Someone call Don King, because the gloves are coming off in the wireless price fight.
AT&T has cut the price of its 2GB Mobile Share Value plan by $15 to $65 a month, the carrier announced this weekend. That price is for customers with one phone line using the 4G LTE network and includes 2GB of data, plus unlimited talk and text in the U.S.
The deal also includes unlimited international messaging from the U.S. to select countries with no annual service contract, AT&T said.
"Mobile Share Value plan customers can bring their own device or purchase a phone at full retail price," AT&T said.
AT&T's latest one-two punch was timed just two days after one of its rivals, T-Mobile, increased its prices for unlimited 4G LTE access by $10 to $80.
T-Mobile's price increase was folded into an announcement it made Friday about new wireless options. T-Mobile also offers free talk and text within the U.S. and to select countries, with no annual contract.
And T-Mobile's deal also offers unlimited data use -- a point the company trumpeted in a press release Friday.
Data caps are "just this side of extortion," said John Legere, president and CEO of T-Mobile. "It's like getting your data from the neighborhood loan shark and paying 100% interest when the bill comes due. It's the classic shakedown," he said.

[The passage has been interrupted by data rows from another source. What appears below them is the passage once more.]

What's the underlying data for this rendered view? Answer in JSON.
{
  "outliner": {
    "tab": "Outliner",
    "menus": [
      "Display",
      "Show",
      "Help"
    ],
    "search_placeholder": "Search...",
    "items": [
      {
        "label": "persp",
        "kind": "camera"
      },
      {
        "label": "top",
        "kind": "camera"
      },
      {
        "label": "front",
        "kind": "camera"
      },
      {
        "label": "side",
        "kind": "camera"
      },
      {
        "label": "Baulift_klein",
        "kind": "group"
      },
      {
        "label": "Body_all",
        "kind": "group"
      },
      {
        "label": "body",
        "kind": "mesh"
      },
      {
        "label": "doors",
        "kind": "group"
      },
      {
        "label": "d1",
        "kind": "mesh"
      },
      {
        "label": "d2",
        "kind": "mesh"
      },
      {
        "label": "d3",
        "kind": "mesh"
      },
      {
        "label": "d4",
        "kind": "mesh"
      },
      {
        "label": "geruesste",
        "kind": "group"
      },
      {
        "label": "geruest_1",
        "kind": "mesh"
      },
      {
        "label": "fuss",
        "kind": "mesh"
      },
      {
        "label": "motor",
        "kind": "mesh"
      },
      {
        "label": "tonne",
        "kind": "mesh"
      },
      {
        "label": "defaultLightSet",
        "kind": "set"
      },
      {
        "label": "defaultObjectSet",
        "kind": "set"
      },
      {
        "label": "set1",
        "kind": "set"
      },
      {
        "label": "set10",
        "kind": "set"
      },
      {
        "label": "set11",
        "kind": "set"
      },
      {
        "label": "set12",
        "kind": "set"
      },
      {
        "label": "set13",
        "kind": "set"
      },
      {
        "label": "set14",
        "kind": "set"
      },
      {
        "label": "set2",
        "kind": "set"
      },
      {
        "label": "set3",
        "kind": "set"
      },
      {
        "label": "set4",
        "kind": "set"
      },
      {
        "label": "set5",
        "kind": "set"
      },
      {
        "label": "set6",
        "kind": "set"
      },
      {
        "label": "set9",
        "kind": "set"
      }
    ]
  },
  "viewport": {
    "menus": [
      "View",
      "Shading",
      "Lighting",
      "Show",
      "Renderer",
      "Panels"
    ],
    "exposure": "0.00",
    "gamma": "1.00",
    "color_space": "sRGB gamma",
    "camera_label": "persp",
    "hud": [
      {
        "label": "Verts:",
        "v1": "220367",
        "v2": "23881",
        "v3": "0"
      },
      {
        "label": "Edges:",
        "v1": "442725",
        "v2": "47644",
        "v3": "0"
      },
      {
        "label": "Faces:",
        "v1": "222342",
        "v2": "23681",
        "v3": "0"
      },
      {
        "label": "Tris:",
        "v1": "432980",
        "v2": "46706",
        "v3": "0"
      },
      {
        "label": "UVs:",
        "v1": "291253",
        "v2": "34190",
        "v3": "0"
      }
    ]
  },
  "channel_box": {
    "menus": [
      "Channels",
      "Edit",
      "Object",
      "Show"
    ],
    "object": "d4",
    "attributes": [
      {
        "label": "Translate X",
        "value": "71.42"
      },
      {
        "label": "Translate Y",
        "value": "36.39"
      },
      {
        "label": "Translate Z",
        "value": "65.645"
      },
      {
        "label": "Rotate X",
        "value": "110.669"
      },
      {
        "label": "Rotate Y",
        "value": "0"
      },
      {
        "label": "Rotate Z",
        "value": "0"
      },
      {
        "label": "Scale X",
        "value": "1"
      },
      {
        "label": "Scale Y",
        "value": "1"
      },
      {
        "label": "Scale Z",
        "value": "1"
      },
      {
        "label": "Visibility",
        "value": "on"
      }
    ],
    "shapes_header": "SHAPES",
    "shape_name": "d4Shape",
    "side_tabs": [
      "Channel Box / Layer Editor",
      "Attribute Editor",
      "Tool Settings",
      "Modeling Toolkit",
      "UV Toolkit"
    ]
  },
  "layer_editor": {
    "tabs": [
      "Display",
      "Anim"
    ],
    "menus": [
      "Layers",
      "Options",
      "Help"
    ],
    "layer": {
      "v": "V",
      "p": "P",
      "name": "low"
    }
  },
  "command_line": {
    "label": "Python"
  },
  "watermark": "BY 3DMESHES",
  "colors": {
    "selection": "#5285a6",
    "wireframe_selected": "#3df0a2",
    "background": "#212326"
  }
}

For its part, AT&T pointed to its cost savings. "We're delivering more savings for customers across the board," said AT&T Mobility chief marketing officer David Christopher, who touted the company's service as "the nation's most reliable 4G LTE network."
The fight to win over customers has been intensifying over the past year with AT&T, the No. 2 wireless carrier behind Verizon Wireless, under direct assault from T-Mobile, the No. 3 carrier.
In January, AT&T and T-Mobile introduced dueling offers aimed at poaching each other's customers.
T-Mobile's CEO, a former AT&T exec, even crashed AT&T's party at the big CES electronics conference earlier this year. He got kicked out by security.
In February, AT&T announced price cuts for family plans and, in an apparent effort to keep customers from jumping to other carriers, offered discounts to current customers who renew, plus a one-time $100 credit toward their bill for each new line registered with AT&T.
T-Mobile added 4.4 million customers in 2013 -- its biggest growth in eight years, bringing its total customer base to nearly 47 million people.